On top of this terrible record came the Front's 2006 decision to promote industrialisation-at-any-cost through forcible land acquisition in Singur and Nandigram. These involved sweetheart deals, with the state subsidising 30 percent-plus of the investment.

This brought the Left into an ugly confrontation with its core-base. It fired upon unarmed people but couldn't break their resistance. Singur and Nandigram became symbols of a progressive current gone haywire, become too arrogant to comprehend the people's growing hostility to the Front. Mamata Banerjee understood this and expressed solidarity with people's struggles. She ran an energetic campaign for parivartan (change).

In the ensuing rout, the CPI-M's seat-tally fell below even the Congress's. Twenty six of the front's 34 ministers lost, including Chief Minister Buddhadeb Bhattacharya and his topmost colleagues. The front was wiped out from Kolkata, Howrah, East Midnapur and Darjeeling. In North Bengal, with a high concentration of Muslims, it won only 20 percent of seats, compared to 80 percent in 2006. And in the Adivasi districts of West Midnapur, Purulia and Bankura, where the Left had won 86 percent of seats, it won only about one-third.

This defeat is of the same quality as the Congress's rout in 1977. Karat tried to underplay this by arguing that the Left won 11 lakh more votes than in the 2009 Lok Sabha elections. That's no consolation. This wasn't 'recovery' or 'course correction', but the result of intensive cadre mobilisation.

The Left's leadership now faces its final test. Can it learn from the defeat and bounce back? Some observers have pronounced the death of Communism in India. This is wrong. Communism and Marxism will survive not just as ideologies but even in tangible organisational forms.

The question is if the organised Left parties will retain their importance. They can, only if they relate to life-and-blood people's struggles on livelihood issues and advocate anti-capitalist policies. In West Bengal, these must effectively counter Trinamool's thrust under a right-wing corporate-lobbyist finance minister and Banerjee's unpredictable moves.

The prospect for that other great loser, the DMK, is more dismal. DMK president M Karunanidhi, 87, concentrated all power within his family, destroying what was once a solid cadre-based party and severing it from its moorings in the Dravidian self-respect movement. His relatives built media and industrial empires with his largesse. The 2G scam, and Sun TV and Kalaignar TV are only a few examples of this politics-as-enterprise. After his departure, it's difficult to see how the DMK, bereft of ideology and vision, can survive.

The BJP and Asom Gana Parishad also performed badly in the elections. The AGP was wiped out from 21 of Assam's 27 districts, its seat-tally plummeting from 25 to 10. The BJP was reduced to just five seats. It didn't win even one percent of the 828 seats contested in the five states. This undermines its claim to be emerging as a national party.

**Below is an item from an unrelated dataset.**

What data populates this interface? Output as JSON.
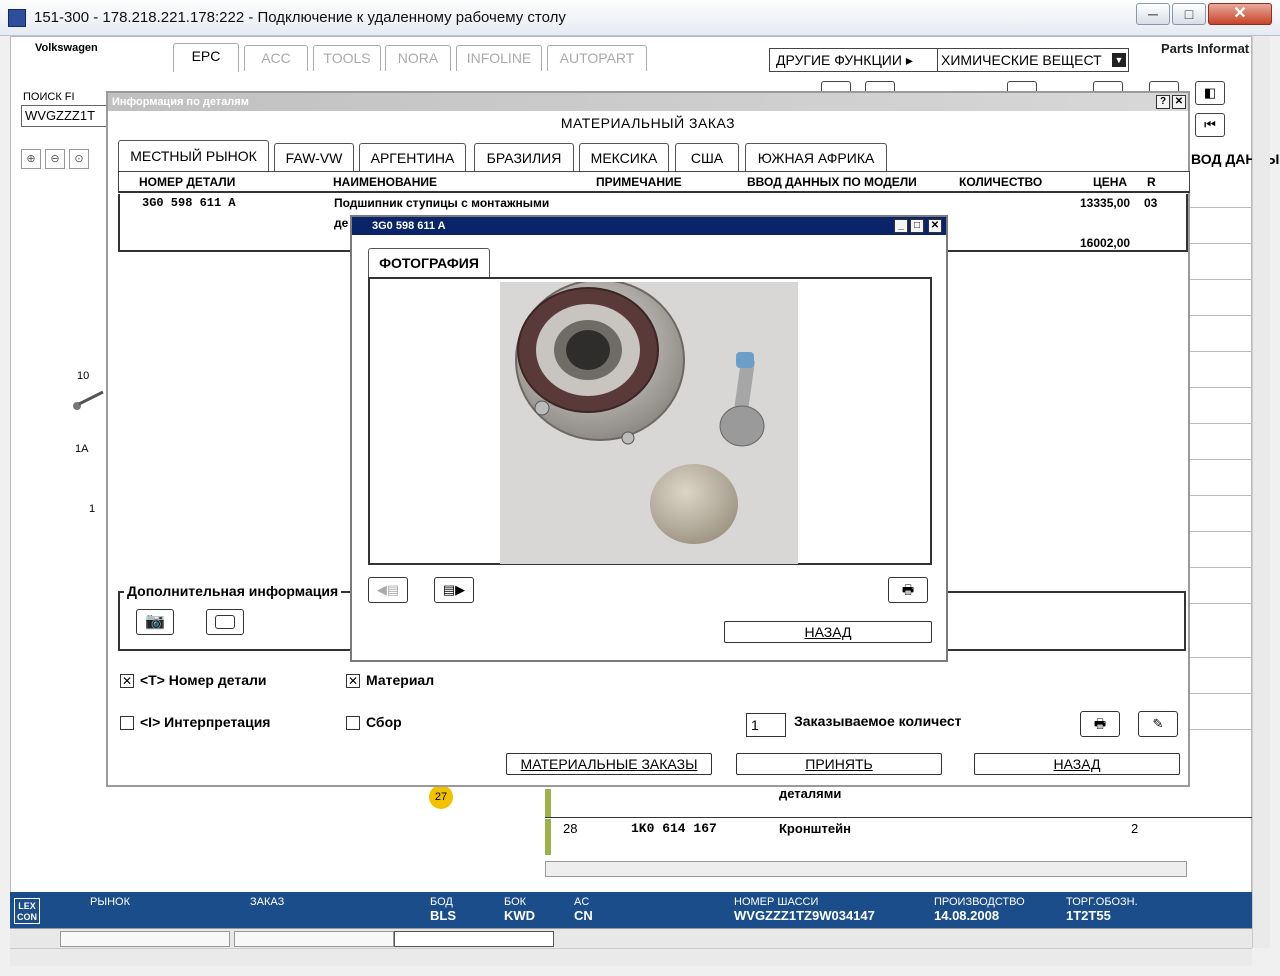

The Congress's 3-to-2 score in the five states might appear respectable, but must be seen in perspective. Its Assam win came entirely because of local leaders. The corruption issue hit the Congress in Tamil Nadu and Kerala. And it lost the people's pulse in Puducherry.

Even more important, the results are a slap in the face of the 'Rahul brigade'. Rahul Gandhi had identified Tamil Nadu, with a claimed 1.3 million Youth Congress membership, as a key state. But all nine Youth Congress nominees lost, including the state president and secretary. In Kerala, with almost half-a-million Youth Congress members, only three of Gandhi's 17 handpicked candidates won.

The family 'charisma' isn't working. The Congress must go back to basics if it is to recover in the south, especially in view of the mounting Jaganmohan Reddy challenge in Andhra.

Praful Bidwai